Saturday, May 30, 2015

"Twelfth Night" by Mu Performing Arts at Mixed Blood Theatre

"If music be the food of love play on!" So goes one of Shakespeare's most famous lines, this from the romantic comedy Twelfth Night. Music, love, and play are three words that strongly come across in Mu Performing Arts' new production of this classic. Continuing their summer tradition of giving an Asian-American twist to traditional (i.e., typically Caucasian) works of theater, Mu has reimagined Illyria as "a self-governing indigenous Asian island, colonized by a Western power." They've also trimmed it to 99 minutes (of which I heartily approve, having recently declared Shakespeare should always be 90 minutes) and infused it with much playful humor and charming musicality. The result is an absolutely delightful romp through one of Shakespeare's most popular comedies.

If you, like me, have a tendency to get all your Shakespearean romantic comedies confused, here's a brief reminder. Twelfth Night is the one with the shipwrecked male and female twins who are separated, each thinking the other is drowned. Viola decides to disguise herself as a man, as one does in such situations, calling herself Cesario and going into service for the Duke Orsino. On his behalf she woos the mourning Olivia, who wants nothing to do with the Duke but falls for young Cesario, who in turn is in love with the Duke. Viola's twin Sebastian shows up later causing much amusing Shakespearean confusion. Meanwhile, Olivia's kinsman, Sir Toby the buffoon, and her handmaid Maria play a cruel trick on another member of her household, Malvolio, using his love for Olivia to humiliate him. It's all tied together with music, "the food of love," and in the end everyone lives happily ever after as true identities are revealed.

Randy Reyes (director and Feste) and the cast of Twelfth Night
(photo by Keri Pickett)
Director Randy Reyes has encouraged playfulness in his cast, setting a great example through his role as Feste the clown (a great role for a director, as he spends much of his off stage time sitting among the audience observing). Randy's Feste is charming, hilarious, and smarter than everyone else, as fools often are.

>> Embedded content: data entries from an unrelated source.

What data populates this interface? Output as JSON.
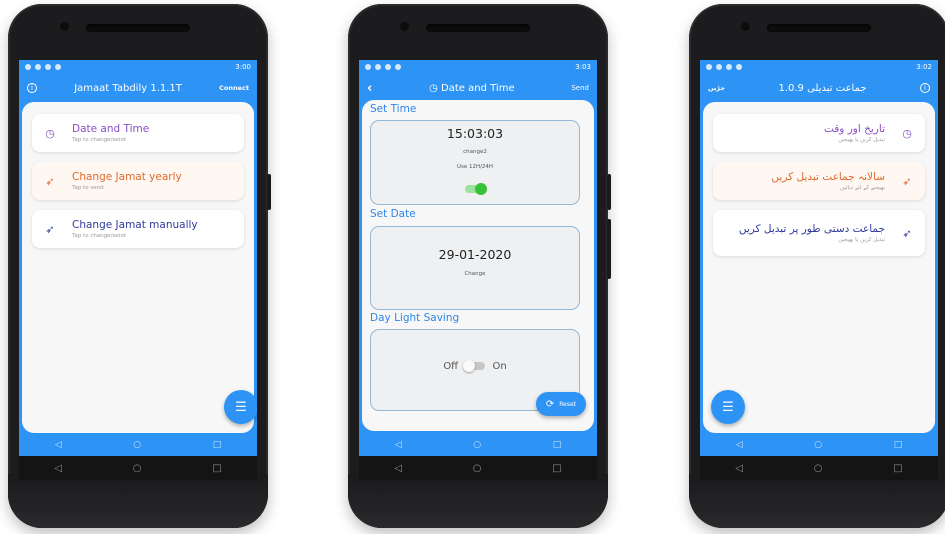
{
  "statusbar": {
    "phone1_time": "3:00",
    "phone2_time": "3:03",
    "phone3_time": "3:02"
  },
  "phone1": {
    "title": "Jamaat Tabdily 1.1.1T",
    "connect_label": "Connect",
    "items": [
      {
        "label": "Date and Time",
        "sub": "Tap to change/send",
        "icon": "clock-icon",
        "color": "#8a4fc6"
      },
      {
        "label": "Change Jamat yearly",
        "sub": "Tap to send",
        "icon": "paper-plane-icon",
        "color": "#e06a2c"
      },
      {
        "label": "Change Jamat manually",
        "sub": "Tap to change/send",
        "icon": "paper-plane-icon",
        "color": "#2e3a9a"
      }
    ]
  },
  "phone2": {
    "title": "Date and Time",
    "send_label": "Send",
    "set_time_label": "Set Time",
    "time_value": "15:03:03",
    "change2_label": "change2",
    "format_label": "Use 12H/24H",
    "set_date_label": "Set Date",
    "date_value": "29-01-2020",
    "change_label": "Change",
    "dst_label": "Day Light Saving",
    "off_label": "Off",
    "on_label": "On",
    "reset_label": "Reset"
  },
  "phone3": {
    "title": "جماعت تبدیلی 1.0.9",
    "connect_label": "جڑیں",
    "items": [
      {
        "label": "تاریخ اور وقت",
        "sub": "تبدیل کریں یا بھیجیں",
        "icon": "clock-icon",
        "color": "#8a4fc6"
      },
      {
        "label": "سالانہ جماعت تبدیل کریں",
        "sub": "بھیجنے کے لئے دبائیں",
        "icon": "paper-plane-icon",
        "color": "#e06a2c"
      },
      {
        "label": "جماعت دستی طور پر تبدیل کریں",
        "sub": "تبدیل کریں یا بھیجیں",
        "icon": "paper-plane-icon",
        "color": "#2e3a9a"
      }
    ]
  },
  "nav": {
    "back": "◁",
    "home": "○",
    "recent": "□"
  },
  "colors": {
    "accent": "#2d93f5",
    "time": "#8a4fc6",
    "yearly": "#e06a2c",
    "manual": "#2e3a9a"
  }
}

He also plays the ukulele and sings some lovely original music composed and music directed by Jason Hansen, joined by the four-person chorus, who sing and play some percussion instruments (a small taste of Mu's fantastic taiko). The large ensemble cast is great, some playing multiple parts. Highlights include Eric Sharp as Malvolio, playing all the layers of his pride, foolishness, and humiliation; Eric "Pogi" Sumangil and Alex Galick, providing much of the comedy as the real fools in the show, Sir Toby and Sir Andrew; Francesca McKenzie, with Shakespeare's words flowing naturally out of her mouth as the mourning and crazy in love Olivia; the appealing Stephanie Bertumen as Viola/Cesario; and Emma Valentine, stealing scenes as the lisping hook-handed pirate.

the chorus with Olivia (Francesca McKenzie) and
Maria (Su-Yoon Ko, photo by Keri Pickett)
The look of the show, set on an Asian island, is spot-on. Great use is made of the space at Mixed Blood, with audience on both sides of the stage, which is constructed of natural looking wood in several levels giving plenty of space to play (although it is a bit like watching a tennis match at times). Stacey Palmer's Asian-inspired costumes are gorgeous, from Olivia's cool and pretty white and gold ensemble, to Malvolio's sharp military jacket, to the chorus member's colorful gowns.

Mu's take on Twelfth Night is musical, playful, and fun. It doesn't delve too deeply into the issues in the play (gender, identity, love, e.g., both the Duke and Sebastian are played by women, but I'm not really sure what that's supposed to signify, if anything), but it's a summer comedy and is as light and refreshing as one should be. And providing a place for Asian-American actors to play all sorts of roles is not insignificant in a world where the practice of "yellow face" still exists. Twelfth Night continues at Mixed Blood Theatre through June 14 (discount tickets available on Goldstar)